[EXERCISE DETAILS]: Tally the lines of these entries that include "verified"; respond with only that tally.

Page and application data records:
• • •

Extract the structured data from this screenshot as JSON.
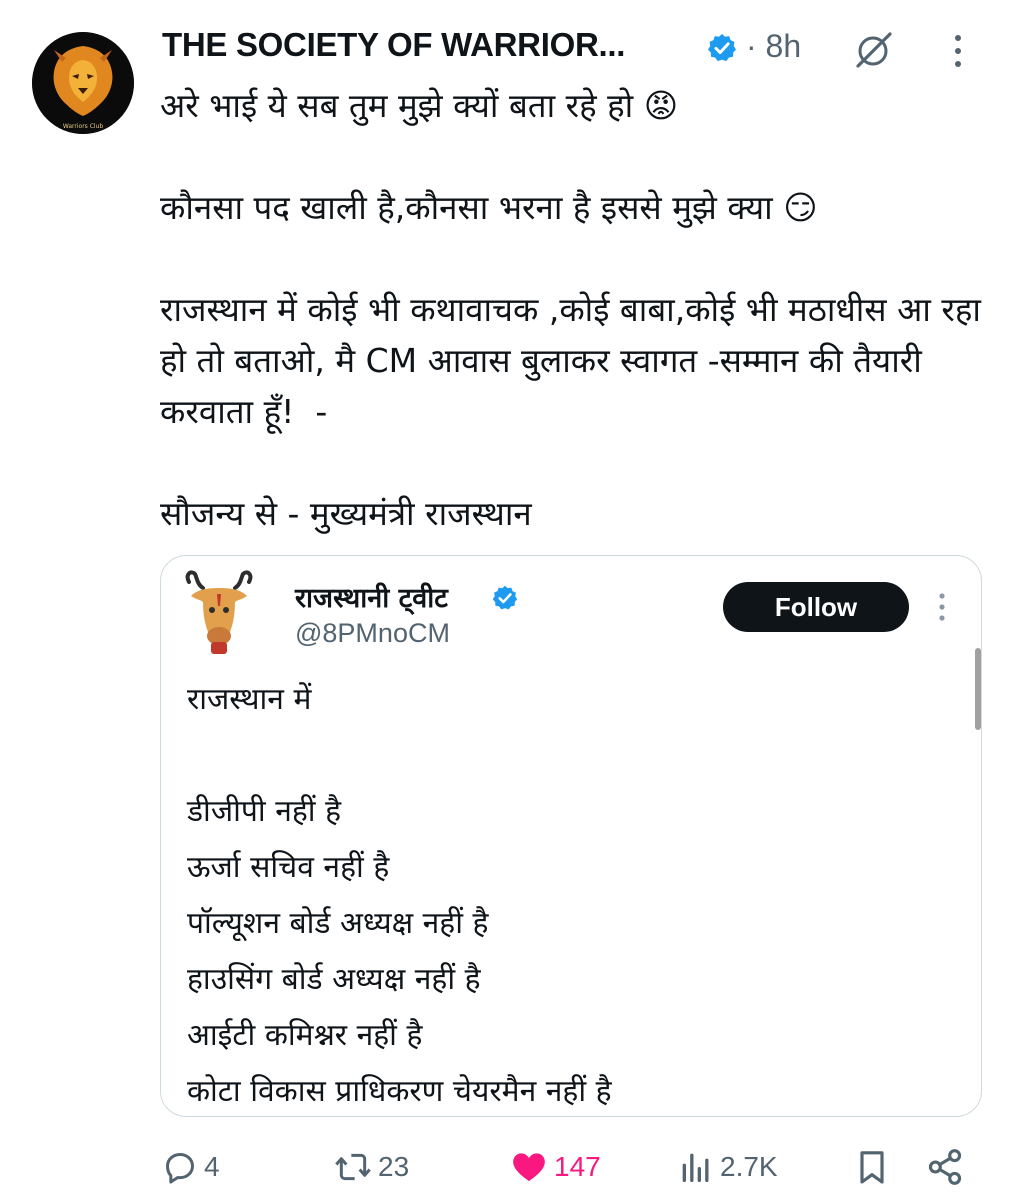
{
  "post": {
    "author_name": "THE SOCIETY OF WARRIOR...",
    "time": "· 8h",
    "avatar_text": "Warriors Club",
    "text": "अरे भाई ये सब तुम मुझे क्यों बता रहे हो 😡\n\nकौनसा पद खाली है,कौनसा भरना है इससे मुझे क्या 😏\n\nराजस्थान में कोई भी कथावाचक ,कोई बाबा,कोई भी मठाधीस आ रहा हो तो बताओ, मै CM आवास बुलाकर स्वागत -सम्मान की तैयारी करवाता हूँ!  -\n\nसौजन्य से - मुख्यमंत्री राजस्थान"
  },
  "quote": {
    "name": "राजस्थानी ट्वीट",
    "handle": "@8PMnoCM",
    "follow_label": "Follow",
    "text": "राजस्थान में\n\nडीजीपी नहीं है\nऊर्जा सचिव नहीं है\nपॉल्यूशन बोर्ड अध्यक्ष नहीं है\nहाउसिंग बोर्ड अध्यक्ष नहीं है\nआईटी कमिश्नर नहीं है\nकोटा विकास प्राधिकरण चेयरमैन नहीं है"
  },
  "actions": {
    "replies": "4",
    "reposts": "23",
    "likes": "147",
    "views": "2.7K"
  },
  "icons": {
    "verified": "verified-badge-icon",
    "grok": "grok-icon",
    "more": "more-vertical-icon",
    "reply": "reply-icon",
    "repost": "repost-icon",
    "like": "heart-icon",
    "views": "views-icon",
    "bookmark": "bookmark-icon",
    "share": "share-icon"
  },
  "colors": {
    "verified": "#1d9bf0",
    "like": "#f91880",
    "muted": "#536471",
    "text": "#0f1419"
  }
}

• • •

[EXPECTED ANSWER]: 2